Within the workplace, learners can become disengaged and unmotivated to learn if the platform they are offered isn’t easy to access or requires a lengthy sign-in process. TikTok avoids this as a mobile-first application offering point-of-need learning. The accessibility of TikTok rivals that of major search engines, with the app receiving more traffic than Google in 2021! This ease of access makes it a convenient tool for users to access anytime and increases learner engagement.
When it comes to learning in your organisation, think about how many steps it takes for a learner to access content… The easier and more accessible you can make your learning, the better. However, there are potential limitations or challenges to relying solely on TikTok itself or micro-video-based content for workplace learning. This style of delivery might not be appropriate for more complex content needs and could impact the effectiveness of training. It can be a useful method of supporting learners to embed skills, but is it the most effective way to first introduce new concepts? Organisations need to strike a balance between accessibility and comprehensive learning experiences.
During its tenure, TikTok has been heralded as the free online version of Masterclass, an American online subscription platform, where students can access tutorials and lectures pre-recorded by various experts. However, TikTok stands in stark contrast to the site with its educational content being user-generated by unverified content creators. For workplace learning, this kind of user-led content curation is potentially dangerous as misinformation can spread fast, and inaccurate information being venerated as expert content could have disastrous repercussions in the workplace. We only need to look at recent scandals surrounding the well-known cosmetics brand Loreal, where a product was mismarketed by an ‘influencer’ on TikTok, to see the kind of reputational damage organisations can receive as a result.
The concept of social learning and learner-generated content is powerful and does have a place within workplace learning. However, it’s crucial that shared content is curated and cultivated by L&D to provide learners with a verified source of information. This could be achieved through managing employee sharing sites such as Yammer or designating SMEs as learning ‘champions’ to involve them in the approval process.
How are these factors shaping the digital learning landscape?
TikTok brings engaging and relevant bite-sized digital learning to the sector in a way that social media platforms haven’t done before. The social platform has created a worldwide learning culture with effects that are seeping into the broader learning sphere and industry. There is so much we can take from TikTok in creating engaging learning. However, I’m not saying we all need to jump headfirst into social media and move away from traditional elearning completely. There are areas of social media based learning that the L&D industry needs to be wary of when translating these practices into the workplace.
Still, it is important that we can bring aspects of currents trends into L&D and learn from social media to maintain the engagement of our learners. There is a clear demand for an effective blend of traditional elearning with newer approaches like microlearning and point-of-need learning, to create immersive learning experiences for employees. By leveraging both, we can create compelling, engaging training that delivers impact and long-lasting behavioural change.

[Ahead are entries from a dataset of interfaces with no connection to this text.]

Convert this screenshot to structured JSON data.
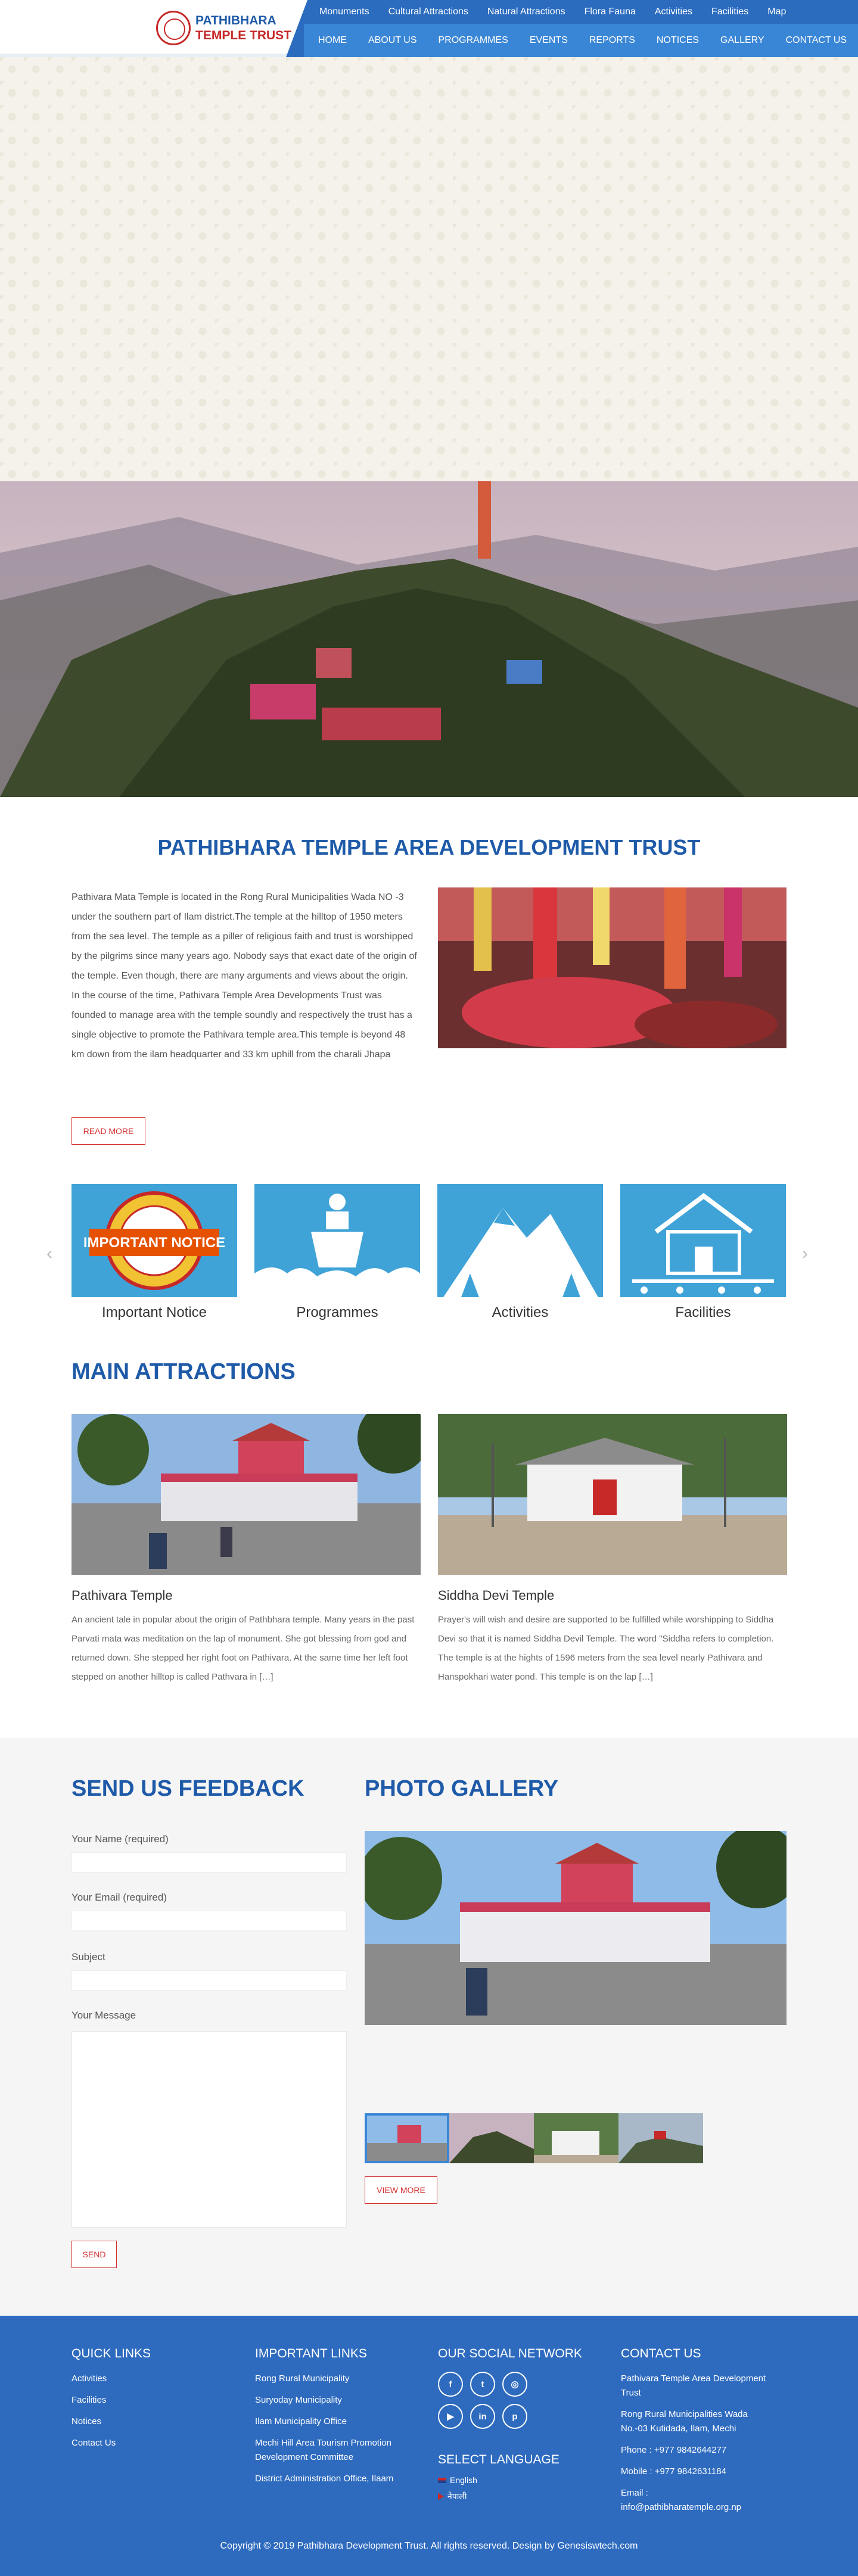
{
  "header": {
    "logo_line1": "PATHIBHARA",
    "logo_line2": "TEMPLE TRUST",
    "top_nav": [
      "Monuments",
      "Cultural Attractions",
      "Natural Attractions",
      "Flora Fauna",
      "Activities",
      "Facilities",
      "Map"
    ],
    "main_nav": [
      "HOME",
      "ABOUT US",
      "PROGRAMMES",
      "EVENTS",
      "REPORTS",
      "NOTICES",
      "GALLERY",
      "CONTACT US"
    ]
  },
  "intro": {
    "title": "PATHIBHARA TEMPLE AREA DEVELOPMENT TRUST",
    "text": "Pathivara Mata Temple is located in the Rong Rural Municipalities Wada NO -3 under the southern part of Ilam district.The temple at the hilltop of 1950 meters from the sea level. The temple as a piller of religious faith and trust is worshipped by the pilgrims since many years ago. Nobody says that exact date of the origin of the temple. Even though, there are many arguments and views about the origin. In the course of the time, Pathivara Temple Area Developments Trust was founded to manage area with the temple soundly and respectively the trust has a single objective to promote the Pathivara temple area.This temple is beyond 48 km down from the ilam headquarter and 33 km uphill from the charali Jhapa",
    "read_more": "READ MORE"
  },
  "features": [
    {
      "label": "Important Notice",
      "badge_line1": "IMPORTANT NOTICE",
      "icon": "notice-icon"
    },
    {
      "label": "Programmes",
      "icon": "podium-icon"
    },
    {
      "label": "Activities",
      "icon": "mountain-icon"
    },
    {
      "label": "Facilities",
      "icon": "house-icon"
    }
  ],
  "attractions": {
    "title": "MAIN ATTRACTIONS",
    "items": [
      {
        "name": "Pathivara Temple",
        "text": "An ancient tale in popular about the origin of Pathbhara temple. Many years in the past Parvati mata was meditation on the lap of monument. She got blessing from god and returned down. She stepped her right foot on Pathivara. At the same time her left foot stepped on another hilltop is called Pathvara in […]"
      },
      {
        "name": "Siddha Devi Temple",
        "text": "   Prayer's will wish and desire are supported to be fulfilled while worshipping to Siddha Devi so that it is named Siddha Devil Temple. The word \"Siddha refers to completion. The temple is at the hights of 1596 meters from the sea level nearly Pathivara and Hanspokhari water pond. This temple is on the lap […]"
      }
    ]
  },
  "feedback": {
    "title": "SEND US FEEDBACK",
    "name_label": "Your Name (required)",
    "email_label": "Your Email (required)",
    "subject_label": "Subject",
    "message_label": "Your Message",
    "send": "SEND"
  },
  "gallery": {
    "title": "PHOTO GALLERY",
    "view_more": "VIEW MORE"
  },
  "footer": {
    "quick_links_title": "QUICK LINKS",
    "quick_links": [
      "Activities",
      "Facilities",
      "Notices",
      "Contact Us"
    ],
    "important_title": "IMPORTANT LINKS",
    "important_links": [
      "Rong Rural Municipality",
      "Suryoday Municipality",
      "Ilam Municipality Office",
      "Mechi Hill Area Tourism Promotion Development Committee",
      "District Administration Office, Ilaam"
    ],
    "social_title": "OUR SOCIAL NETWORK",
    "social_icons": [
      "facebook-icon",
      "twitter-icon",
      "instagram-icon",
      "youtube-icon",
      "linkedin-icon",
      "pinterest-icon"
    ],
    "select_language": "SELECT LANGUAGE",
    "languages": [
      "English",
      "नेपाली"
    ],
    "contact_title": "CONTACT US",
    "contact_lines": [
      "Pathivara Temple Area Development Trust",
      "Rong Rural Municipalities Wada No.-03 Kutidada, Ilam, Mechi"
    ],
    "phone": "Phone : +977 9842644277",
    "mobile": "Mobile : +977 9842631184",
    "email_label": "Email :",
    "email": "info@pathibharatemple.org.np",
    "copyright": "Copyright © 2019 Pathibhara Development Trust. All rights reserved. Design by Genesiswtech.com"
  }
}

When shaping the future of digital learning, TikTok teaches us the importance of directly responding to users’ preferences for accessibility and collaborative learning. Additionally, it highlights the significance of delivering accurate information in a format that optimises learning and behaviour change.